The new legislation seeks to  encourage these activities by giving them a level of protection under the zoning laws. Recognizing the importance of agriculture to the state and local economies—as well as the political reality that legislation in some form is likely to pass—NHMA worked with other interested parties to draft a Senate bill that protects agritourism activities without enabling farms to reinvent themselves as hotels, restaurants, or function halls.

The Senate bill provides that agritourism activities that are “accessory uses to the primary farm operation” must be permitted in any district where agriculture is permitted, but may be subject to local approvals, such as special exception, conditional use permit, and site plan review. This should enable farmers to pursue legitimate agricultural uses while still allowing a reasonable measure of local control; but local officials will want to watch both bills carefully.

Police or Flaggers for Traffic Control. Another issue left from last year is the use of uniformed police officers or non-police flaggers for traffic control in connection with utility work in municipal rights-of-way. Utility companies have complained that some municipalities require them to pay for uniformed police officers, at much higher rates, to direct traffic on projects where civilian flaggers could do the job just as well. They have argued for requiring municipalities to use the same standards that the state uses for work on state roads. Police groups have objected, arguing that traffic control is a safety issue that must be left to the local police chief.

A study committee considered the issue this fall and, with input from NHMA, drafted legislation that strikes a compromise. Municipalities would still be able to adopt their own ordinances or regulations for traffic control, but when a utility or other private entity is required to pay, the use of police officers would have to be based on reasonable safety concerns. Requiring that police officers be used in all circumstances, or requiring them for private projects but not for comparable municipal projects, would not be allowed. In the absence of a policy that complies with these rules, the state Department of Transportation’s guidelines for the use of flaggers and police officers would apply. The legislation will be introduced as a Senate bill.

Road Usage Fee. The first LSR filed for 2016, the product of yet another study committee, would establish a “road usage fee” to supplement the existing road toll (more commonly known as the gas tax). The road usage fee would be paid by the owner of each motor vehicle (with some exceptions), and the amount would depend on the vehicle’s fuel economy. The higher the vehicle’s EPA miles-per-gallon rating, the higher the fee would be. The owner of a vehicle with an EPA rating of 20 mpg or less would pay nothing, while the owner of a vehicle with a rating of 50 mpg would pay approximately $90 per year. City and town clerks would collect the fee when they register vehicles, and the municipality would retain $1 for each fee collected.

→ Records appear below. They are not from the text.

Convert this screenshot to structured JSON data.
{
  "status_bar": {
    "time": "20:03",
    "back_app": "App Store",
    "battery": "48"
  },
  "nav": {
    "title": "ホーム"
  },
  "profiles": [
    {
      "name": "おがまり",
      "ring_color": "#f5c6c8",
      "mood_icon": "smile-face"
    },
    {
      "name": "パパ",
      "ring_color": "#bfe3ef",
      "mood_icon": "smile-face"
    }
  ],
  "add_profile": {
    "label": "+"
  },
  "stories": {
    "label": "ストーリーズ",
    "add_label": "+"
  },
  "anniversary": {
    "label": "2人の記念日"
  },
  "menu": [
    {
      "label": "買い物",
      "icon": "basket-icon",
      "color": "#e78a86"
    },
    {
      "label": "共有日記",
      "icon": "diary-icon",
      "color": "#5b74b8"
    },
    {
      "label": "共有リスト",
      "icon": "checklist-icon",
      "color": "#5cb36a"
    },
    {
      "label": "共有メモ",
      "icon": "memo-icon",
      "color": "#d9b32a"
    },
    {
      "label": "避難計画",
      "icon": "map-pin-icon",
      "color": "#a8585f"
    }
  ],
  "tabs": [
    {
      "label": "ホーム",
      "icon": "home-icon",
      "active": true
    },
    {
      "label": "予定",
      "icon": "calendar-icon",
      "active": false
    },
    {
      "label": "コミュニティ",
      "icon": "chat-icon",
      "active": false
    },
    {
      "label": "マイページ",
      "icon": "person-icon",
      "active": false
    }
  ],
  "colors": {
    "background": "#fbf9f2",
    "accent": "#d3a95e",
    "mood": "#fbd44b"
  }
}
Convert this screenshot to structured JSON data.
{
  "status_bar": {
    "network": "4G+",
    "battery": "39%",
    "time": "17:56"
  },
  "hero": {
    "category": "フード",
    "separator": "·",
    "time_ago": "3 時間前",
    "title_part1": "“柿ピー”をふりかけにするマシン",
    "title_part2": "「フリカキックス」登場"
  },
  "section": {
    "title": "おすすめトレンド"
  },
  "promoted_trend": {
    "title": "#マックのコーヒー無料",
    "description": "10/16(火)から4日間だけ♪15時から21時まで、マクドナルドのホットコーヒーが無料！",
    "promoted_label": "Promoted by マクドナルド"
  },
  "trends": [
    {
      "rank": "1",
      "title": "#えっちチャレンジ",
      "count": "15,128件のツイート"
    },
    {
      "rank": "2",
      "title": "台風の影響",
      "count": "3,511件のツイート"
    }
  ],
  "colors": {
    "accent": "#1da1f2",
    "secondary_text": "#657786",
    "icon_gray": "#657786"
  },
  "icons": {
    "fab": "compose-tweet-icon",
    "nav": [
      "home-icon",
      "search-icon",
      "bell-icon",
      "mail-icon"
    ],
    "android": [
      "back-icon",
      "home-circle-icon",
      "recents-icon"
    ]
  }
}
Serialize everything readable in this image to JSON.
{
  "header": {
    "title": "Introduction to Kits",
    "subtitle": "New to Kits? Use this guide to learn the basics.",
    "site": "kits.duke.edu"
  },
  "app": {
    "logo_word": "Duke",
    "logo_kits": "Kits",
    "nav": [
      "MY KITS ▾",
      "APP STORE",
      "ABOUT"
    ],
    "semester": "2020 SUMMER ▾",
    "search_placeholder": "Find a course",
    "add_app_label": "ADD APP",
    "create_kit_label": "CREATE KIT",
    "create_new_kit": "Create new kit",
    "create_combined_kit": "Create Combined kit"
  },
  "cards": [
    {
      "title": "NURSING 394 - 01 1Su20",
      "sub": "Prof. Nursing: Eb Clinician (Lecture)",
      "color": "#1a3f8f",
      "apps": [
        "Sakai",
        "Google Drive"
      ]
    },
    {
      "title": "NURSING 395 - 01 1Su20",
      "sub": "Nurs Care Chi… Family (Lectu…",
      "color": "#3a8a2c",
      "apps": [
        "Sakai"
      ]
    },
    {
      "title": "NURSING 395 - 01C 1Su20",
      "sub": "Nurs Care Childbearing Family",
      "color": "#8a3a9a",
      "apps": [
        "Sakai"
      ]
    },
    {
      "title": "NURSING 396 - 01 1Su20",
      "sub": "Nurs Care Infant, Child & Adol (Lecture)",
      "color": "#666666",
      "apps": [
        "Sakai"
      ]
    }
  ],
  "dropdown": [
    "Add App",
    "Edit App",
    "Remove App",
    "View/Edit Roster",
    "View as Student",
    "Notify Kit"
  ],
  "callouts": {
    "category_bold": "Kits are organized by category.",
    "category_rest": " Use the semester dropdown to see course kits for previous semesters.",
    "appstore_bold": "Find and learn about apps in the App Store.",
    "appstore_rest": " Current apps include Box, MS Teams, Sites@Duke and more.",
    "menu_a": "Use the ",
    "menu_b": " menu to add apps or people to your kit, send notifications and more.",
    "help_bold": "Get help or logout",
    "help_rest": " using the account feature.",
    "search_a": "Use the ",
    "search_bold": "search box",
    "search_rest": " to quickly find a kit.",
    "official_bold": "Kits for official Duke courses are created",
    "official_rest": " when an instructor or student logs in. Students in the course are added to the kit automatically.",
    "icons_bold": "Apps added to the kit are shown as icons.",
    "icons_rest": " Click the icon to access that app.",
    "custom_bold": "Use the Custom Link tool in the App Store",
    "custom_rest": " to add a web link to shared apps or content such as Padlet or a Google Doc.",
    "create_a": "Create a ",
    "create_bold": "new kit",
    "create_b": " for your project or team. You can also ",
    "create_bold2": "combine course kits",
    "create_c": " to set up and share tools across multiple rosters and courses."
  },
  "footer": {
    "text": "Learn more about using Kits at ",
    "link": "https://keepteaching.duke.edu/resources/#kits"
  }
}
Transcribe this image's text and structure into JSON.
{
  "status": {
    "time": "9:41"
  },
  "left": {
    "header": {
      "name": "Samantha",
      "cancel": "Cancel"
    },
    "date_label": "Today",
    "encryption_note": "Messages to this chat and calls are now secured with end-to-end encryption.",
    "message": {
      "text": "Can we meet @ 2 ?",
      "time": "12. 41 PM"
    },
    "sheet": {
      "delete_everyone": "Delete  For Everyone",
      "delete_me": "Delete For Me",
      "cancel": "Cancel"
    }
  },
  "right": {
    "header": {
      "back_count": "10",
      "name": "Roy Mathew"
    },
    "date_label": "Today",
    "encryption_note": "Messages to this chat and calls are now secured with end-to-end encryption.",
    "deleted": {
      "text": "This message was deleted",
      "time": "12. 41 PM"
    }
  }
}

The idea is that with newer vehicles getting better gas mileage, gas tax revenue is declining, and vehicles that use the least gasoline are paying less than their fair share for road maintenance. Needless to say, not everyone supports this approach. While it has bipartisan support and will help to bolster the state highway fund (a portion of which goes to municipalities), it is likely to meet opposition both from those who oppose new taxes and fees of any kind, and from those who believe drivers should not be penalized for owning fuel-efficient vehicles. This should be one of the more interesting debates of the legislative session.

For more information on these and many other issues affecting municipalities, please read NHMA’s Legislative Bulletin, published every Friday during the legislative session.

Cordell A. Johnston is Government Affairs Counsel for the New Hampshire Municipal Association. He may be contacted at 800.852.3358 ext. 3408 or at